2019 National Symposium on Biological Invasio…


This is your invitation to South Africa's 2019 National Symposium on Biological Invasions. The convention is hosted by the Centre for Invasion Biology (CIB), University of Stellenbosch, and the Biolo... Read more

2019 Invasive Species Training


During the past five years (2014-2018), ISSA invasive species trainers have trained 4 000 in the identification of invasive species and laws pertaining to invasive species across South Africa.  ... Read more

Alien Grass Working Group


Who are we? The South African National Alien Grass Working Group was jointly initiated by the South African Biodiversity Institute (SANBI) and the Centre for Excellence in Invasion Biology (C·I·B) in... Read more

Permits for planting indigenous Cynodon?


On 16 February, 2018, South Africa's Department of Environmental Affairs issued amendments to the regulations and lists relating to the National List of Invasive Species.  Updates to the draft&n... Read more

Invasive species training 2018 dates released


Interested in invasive species?  How much do you know about NEMBA invasive species compliance for landowners and organs of state? The South African Green Industries Council (SAGIC) have released... Read more

Communications post for Africa advertised

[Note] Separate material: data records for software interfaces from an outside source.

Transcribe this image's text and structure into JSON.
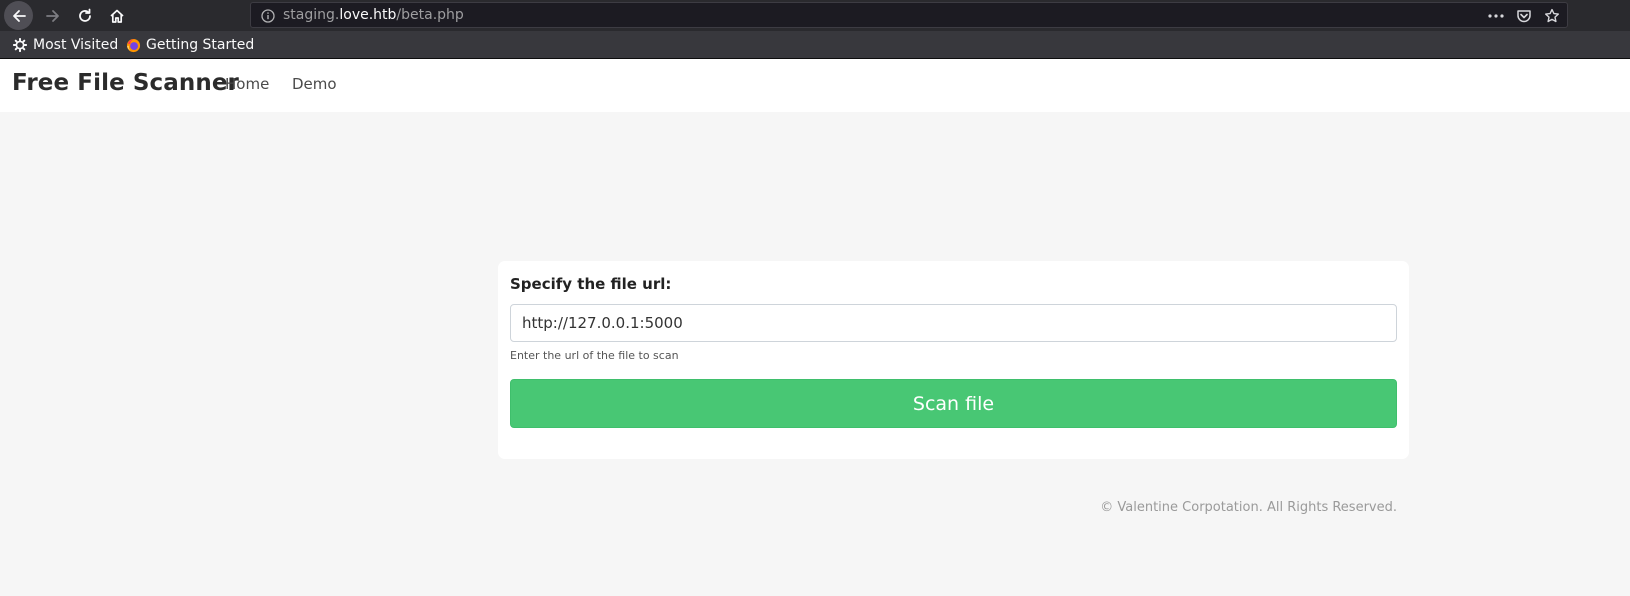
{
  "browser": {
    "url_prefix": "staging.",
    "url_host": "love.htb",
    "url_path": "/beta.php",
    "bookmarks": [
      {
        "label": "Most Visited",
        "icon": "gear-icon"
      },
      {
        "label": "Getting Started",
        "icon": "firefox-icon"
      }
    ]
  },
  "navbar": {
    "brand": "Free File Scanner",
    "links": [
      "Home",
      "Demo"
    ]
  },
  "form": {
    "label": "Specify the file url:",
    "input_value": "http://127.0.0.1:5000",
    "help": "Enter the url of the file to scan",
    "button": "Scan file"
  },
  "footer": {
    "text": "© Valentine Corpotation. All Rights Reserved."
  },
  "colors": {
    "button": "#48c774",
    "chrome": "#2a2a2e",
    "page_bg": "#f6f6f6"
  }
}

The Nature Conservancy has advertised a brand new post:  Communications Manager, Africa Region. Knowledge of invasive species and water would be an asset in this post. See details below:    Job Titl... Read more